As these programs are paid internships, each crew’s daily work depends upon source of funding. BECY has strong partnerships with the US Forest Service, Arizona Department of Environmental Quality, Partners for Fish & Wildlife – all of whom have supported habitat restoration work in specific locations. This past year, the Patagonia crew was hired by local landowners to address backyard erosion and biodiversity concerns. As BECY grows, we hope to diversify work locations, particularly for the Douglas and Nogales crews.
To learn more about BECY – including project details from this past summer, breakdown of funding sources, lessons learned, and plans for the future – check out the Final Report on the BECY webpage: www.borderlandsrestoration.org/becy. And feel free to contact me if you’d like to hire BECY next summer: firstname.lastname@example.org.
By Lynn Davison, BRN Board Chair
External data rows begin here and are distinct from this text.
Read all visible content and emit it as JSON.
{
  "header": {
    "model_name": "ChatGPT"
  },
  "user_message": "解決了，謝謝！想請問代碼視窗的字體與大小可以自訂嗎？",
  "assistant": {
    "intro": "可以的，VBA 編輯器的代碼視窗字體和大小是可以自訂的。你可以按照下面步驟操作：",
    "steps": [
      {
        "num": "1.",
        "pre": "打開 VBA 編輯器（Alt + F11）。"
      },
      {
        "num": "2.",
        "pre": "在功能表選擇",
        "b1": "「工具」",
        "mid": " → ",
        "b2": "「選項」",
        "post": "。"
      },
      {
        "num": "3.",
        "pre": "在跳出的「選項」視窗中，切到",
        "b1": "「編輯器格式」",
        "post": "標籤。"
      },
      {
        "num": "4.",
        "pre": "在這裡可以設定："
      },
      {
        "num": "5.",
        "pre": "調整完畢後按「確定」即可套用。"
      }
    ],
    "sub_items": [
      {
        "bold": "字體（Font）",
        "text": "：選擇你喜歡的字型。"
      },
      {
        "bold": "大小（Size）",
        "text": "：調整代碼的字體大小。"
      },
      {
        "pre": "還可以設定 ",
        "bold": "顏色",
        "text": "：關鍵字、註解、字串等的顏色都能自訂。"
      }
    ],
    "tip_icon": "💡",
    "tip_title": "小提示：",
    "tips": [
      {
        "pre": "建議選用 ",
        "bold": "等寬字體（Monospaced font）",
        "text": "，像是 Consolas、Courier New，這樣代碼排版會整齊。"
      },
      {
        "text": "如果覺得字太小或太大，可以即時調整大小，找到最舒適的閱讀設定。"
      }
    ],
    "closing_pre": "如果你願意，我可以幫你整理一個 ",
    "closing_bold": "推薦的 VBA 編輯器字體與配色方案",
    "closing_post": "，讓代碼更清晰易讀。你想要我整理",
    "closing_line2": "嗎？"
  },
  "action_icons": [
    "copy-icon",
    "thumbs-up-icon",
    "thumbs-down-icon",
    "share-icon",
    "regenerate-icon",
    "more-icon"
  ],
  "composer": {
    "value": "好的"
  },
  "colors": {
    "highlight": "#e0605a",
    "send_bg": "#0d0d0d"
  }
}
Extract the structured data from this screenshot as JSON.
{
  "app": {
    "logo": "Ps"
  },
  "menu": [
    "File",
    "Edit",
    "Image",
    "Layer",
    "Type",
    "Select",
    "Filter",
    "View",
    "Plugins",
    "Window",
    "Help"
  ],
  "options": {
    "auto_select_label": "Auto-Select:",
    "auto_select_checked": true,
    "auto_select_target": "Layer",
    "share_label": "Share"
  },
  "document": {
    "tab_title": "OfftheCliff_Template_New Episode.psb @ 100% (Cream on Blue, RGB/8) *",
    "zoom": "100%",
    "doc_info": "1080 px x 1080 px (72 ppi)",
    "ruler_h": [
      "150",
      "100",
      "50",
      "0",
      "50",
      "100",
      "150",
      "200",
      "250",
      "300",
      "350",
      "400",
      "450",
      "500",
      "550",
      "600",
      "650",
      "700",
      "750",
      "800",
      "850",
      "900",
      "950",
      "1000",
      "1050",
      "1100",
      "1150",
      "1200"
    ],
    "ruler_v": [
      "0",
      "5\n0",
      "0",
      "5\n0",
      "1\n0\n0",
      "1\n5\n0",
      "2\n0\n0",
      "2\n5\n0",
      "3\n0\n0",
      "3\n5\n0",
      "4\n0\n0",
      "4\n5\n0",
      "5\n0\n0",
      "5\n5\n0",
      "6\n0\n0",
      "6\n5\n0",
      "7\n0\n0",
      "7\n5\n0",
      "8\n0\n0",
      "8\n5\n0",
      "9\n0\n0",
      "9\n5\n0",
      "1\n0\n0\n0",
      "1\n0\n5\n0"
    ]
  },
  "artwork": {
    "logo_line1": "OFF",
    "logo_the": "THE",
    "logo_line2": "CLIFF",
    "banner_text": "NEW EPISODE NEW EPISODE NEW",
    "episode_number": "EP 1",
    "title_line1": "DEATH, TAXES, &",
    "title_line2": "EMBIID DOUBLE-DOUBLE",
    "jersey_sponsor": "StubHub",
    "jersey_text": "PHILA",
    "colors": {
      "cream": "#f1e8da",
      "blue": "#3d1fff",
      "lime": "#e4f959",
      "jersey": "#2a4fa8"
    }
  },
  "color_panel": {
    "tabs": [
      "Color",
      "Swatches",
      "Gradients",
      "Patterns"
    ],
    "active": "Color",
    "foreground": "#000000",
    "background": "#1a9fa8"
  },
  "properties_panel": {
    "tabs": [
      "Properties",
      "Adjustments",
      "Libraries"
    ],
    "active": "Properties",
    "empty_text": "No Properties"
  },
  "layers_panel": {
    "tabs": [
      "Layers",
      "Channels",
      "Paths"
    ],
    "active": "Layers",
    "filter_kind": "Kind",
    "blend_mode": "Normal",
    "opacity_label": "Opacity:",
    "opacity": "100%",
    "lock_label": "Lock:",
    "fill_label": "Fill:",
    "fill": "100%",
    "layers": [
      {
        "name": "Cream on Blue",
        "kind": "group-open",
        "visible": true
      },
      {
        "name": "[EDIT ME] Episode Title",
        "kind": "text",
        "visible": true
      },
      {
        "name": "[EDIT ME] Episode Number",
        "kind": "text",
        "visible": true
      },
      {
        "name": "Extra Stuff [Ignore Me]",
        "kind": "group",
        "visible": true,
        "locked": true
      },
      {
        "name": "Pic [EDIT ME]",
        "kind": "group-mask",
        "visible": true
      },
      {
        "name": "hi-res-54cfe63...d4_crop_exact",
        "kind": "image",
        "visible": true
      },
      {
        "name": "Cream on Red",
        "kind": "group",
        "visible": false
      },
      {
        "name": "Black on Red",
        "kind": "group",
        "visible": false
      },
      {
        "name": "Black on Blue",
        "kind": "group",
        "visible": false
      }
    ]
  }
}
When people ask me why I am so invested in our work at Borderlands Restoration Network, the answers come easily. It all starts with the land, the Madrean Sky Islands of the southwest US and northern Mexico. E. O. Wilson includes our region in the top 10 for preservation in the Americas due to its remarkable biodiversity. The land and the multitude of plants and animals that live here are currently at risk due to the combination of climate change, overgrazing, and impacts of extractive industries. It is so important now to actively restore land, water, and habitat and to protect critical lands from future degradation. We know how to do that! If you doubt it, just consider what has happened at Cuenca Los Ojos, our Network partner, over the last 30 years…..return of amazing riparian areas with year-round water and lush habitats to support the biodiversity our region is known for.
For me, however, the real hook is the combination of restoring the land AND supporting the cultures and economic health of the people who live on it. At Borderlands, this is not either or, it’s both. Our mission is focused on building a restoration based economy in the borderlands….we strive to be an environmental organization, a cultural organization, and an economic development organization. While this path may be more complicated, it is the most respectful of the histories and cultures of the people who have been here for many centuries. It is also far more sustainable over time.
Our region, along the US/Mexico border, is a very visible stage for the world to watch the impacts of political gamesmanship on the lives of innocent people. For many, this is the only lens they see the borderlands through. We are so much more. Borderlands Restoration Network has a big vision, strong partner organizations, a remarkable combination of seasoned leaders and smart committed young staff. and an organizational structure that is both efficient and capable of securing earned income, public and private grants and contracts, private investments and donations. Our business model is grounded in partnerships and, as a bi-national organization, that includes people and organizations on both sides of the border. We place a significant focus on education with the goal of supporting the next generation of leaders to expand and carry on the work. We have a great reputation with the public agencies, private foundations, and individuals that support out work.
I am proud to be part of the Borderlands team. We are already making a real difference and will do much more as we increase the number of people and organizations that support our work. There are many ways to provide support: